Until recently, the focus toward solving obesity was on fad diets and possible designer drugs, according to Kelly Brownell, director of the Rudd Center for Food Policy & Obesity at Yale University in New Haven, Connecticut. Those won’t work on a national scale because obesity is difficult to reverse once established, he said.
Now that public-health authorities have targeted obesity as a driver of illness and death, akin to smoking or traffic fatalities, they are increasingly finding ways to change the environment to encourage healthier eating and physical-activity habits early in life, he said.
Obesity has been shown to boost the risk of heart disease, diabetes, some cancers, osteoarthritis, sleep apnea and stroke, the CDC has said. Americans spend about $147 billion a year on obesity-related health costs.
“It was all about how to remedy obesity once it occurred; the problem is it is a really hard problem to reverse, so you want to prevent it,” Rudd Center’s Brownell said.
The U.S. Health and Human Services department has awarded more than $119 million to states and territories for programs to reduce obesity since 2009, including increasing physical activity and improved nutrition.
More than a dozen states have also banned soda from school vending machines and lunch lines, and some restaurant chains, including McDonald’s, Chick-fil-A and Darden Restaurants, have committed to cut calories in their foods.

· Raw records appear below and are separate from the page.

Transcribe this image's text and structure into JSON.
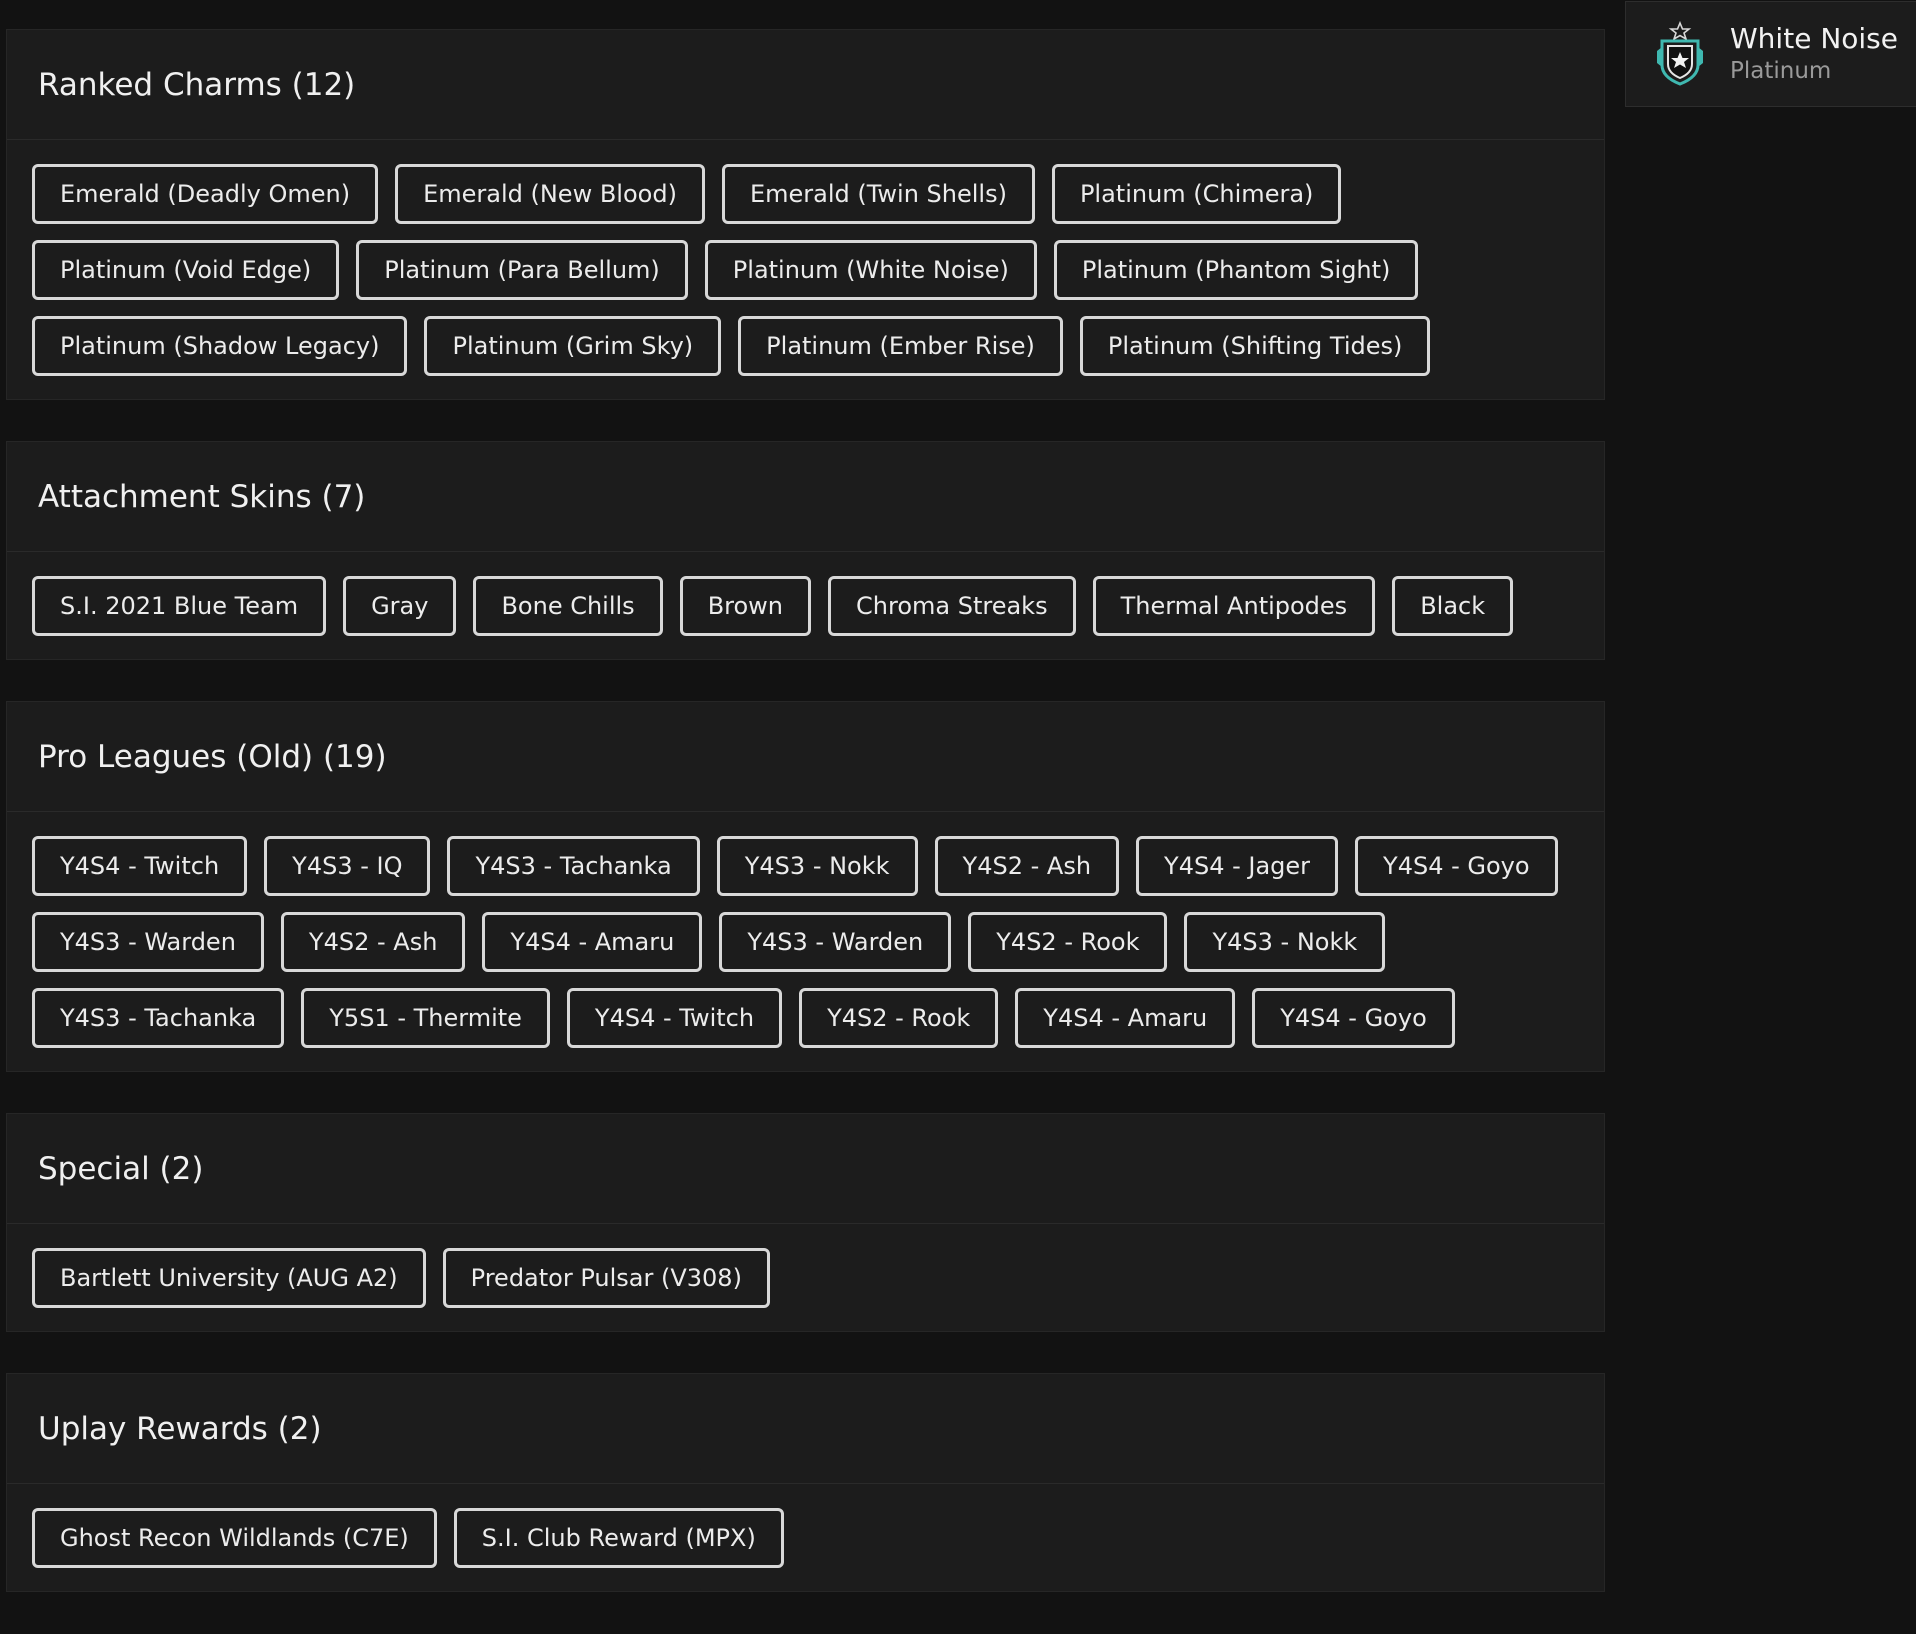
{
  "sections": [
    {
      "title": "Ranked Charms (12)",
      "items": [
        "Emerald (Deadly Omen)",
        "Emerald (New Blood)",
        "Emerald (Twin Shells)",
        "Platinum (Chimera)",
        "Platinum (Void Edge)",
        "Platinum (Para Bellum)",
        "Platinum (White Noise)",
        "Platinum (Phantom Sight)",
        "Platinum (Shadow Legacy)",
        "Platinum (Grim Sky)",
        "Platinum (Ember Rise)",
        "Platinum (Shifting Tides)"
      ]
    },
    {
      "title": "Attachment Skins (7)",
      "items": [
        "S.I. 2021 Blue Team",
        "Gray",
        "Bone Chills",
        "Brown",
        "Chroma Streaks",
        "Thermal Antipodes",
        "Black"
      ]
    },
    {
      "title": "Pro Leagues (Old) (19)",
      "items": [
        "Y4S4 - Twitch",
        "Y4S3 - IQ",
        "Y4S3 - Tachanka",
        "Y4S3 - Nokk",
        "Y4S2 - Ash",
        "Y4S4 - Jager",
        "Y4S4 - Goyo",
        "Y4S3 - Warden",
        "Y4S2 - Ash",
        "Y4S4 - Amaru",
        "Y4S3 - Warden",
        "Y4S2 - Rook",
        "Y4S3 - Nokk",
        "Y4S3 - Tachanka",
        "Y5S1 - Thermite",
        "Y4S4 - Twitch",
        "Y4S2 - Rook",
        "Y4S4 - Amaru",
        "Y4S4 - Goyo"
      ]
    },
    {
      "title": "Special (2)",
      "items": [
        "Bartlett University (AUG A2)",
        "Predator Pulsar (V308)"
      ]
    },
    {
      "title": "Uplay Rewards (2)",
      "items": [
        "Ghost Recon Wildlands (C7E)",
        "S.I. Club Reward (MPX)"
      ]
    }
  ],
  "sidebar": {
    "name": "White Noise",
    "subtitle": "Platinum",
    "icon": "rank-badge-icon",
    "icon_color": "#3fb8b0"
  }
}
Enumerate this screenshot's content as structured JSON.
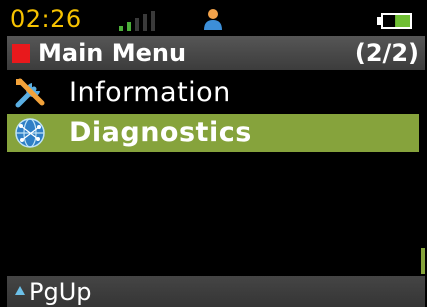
{
  "status_bar": {
    "time": "02:26",
    "signal_bars": 5,
    "signal_bars_lit": 2,
    "user_icon": "person-icon",
    "battery_level": 0.55
  },
  "title_bar": {
    "title": "Main Menu",
    "page": "(2/2)",
    "accent_color": "#e8191c"
  },
  "menu": {
    "items": [
      {
        "label": "Information",
        "icon": "tools-icon",
        "selected": false
      },
      {
        "label": "Diagnostics",
        "icon": "globe-network-icon",
        "selected": true
      }
    ],
    "selected_color": "#86a33c"
  },
  "softkeys": {
    "left_label": "PgUp",
    "left_icon": "up-arrow-icon"
  },
  "colors": {
    "clock": "#f7c200",
    "background": "#000000",
    "battery": "#6fbe33"
  }
}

According to the reports, men became more obese in the latest decade, rising to 35.5 percent at the end of the decade from 27.5 percent. The rate among women didn’t significantly change over the time period, finishing at 35.8 percent.
Among all sexes and age groups, women 60 and older had the highest prevalence, with 42.3 percent.
Obesity rates for boys ages 2 to 19 rose to 18.6 percent in 2009-2010 from 14 percent in 1999-2000, while the rate for girls was little changed at 15 percent.
One reason why boys may be getting obese faster than girls is the ever-growing use of video games, the Internet, and electronic devices, said Jacob Warman, chief of endocrinology at the Brooklyn Hospital Center in New York.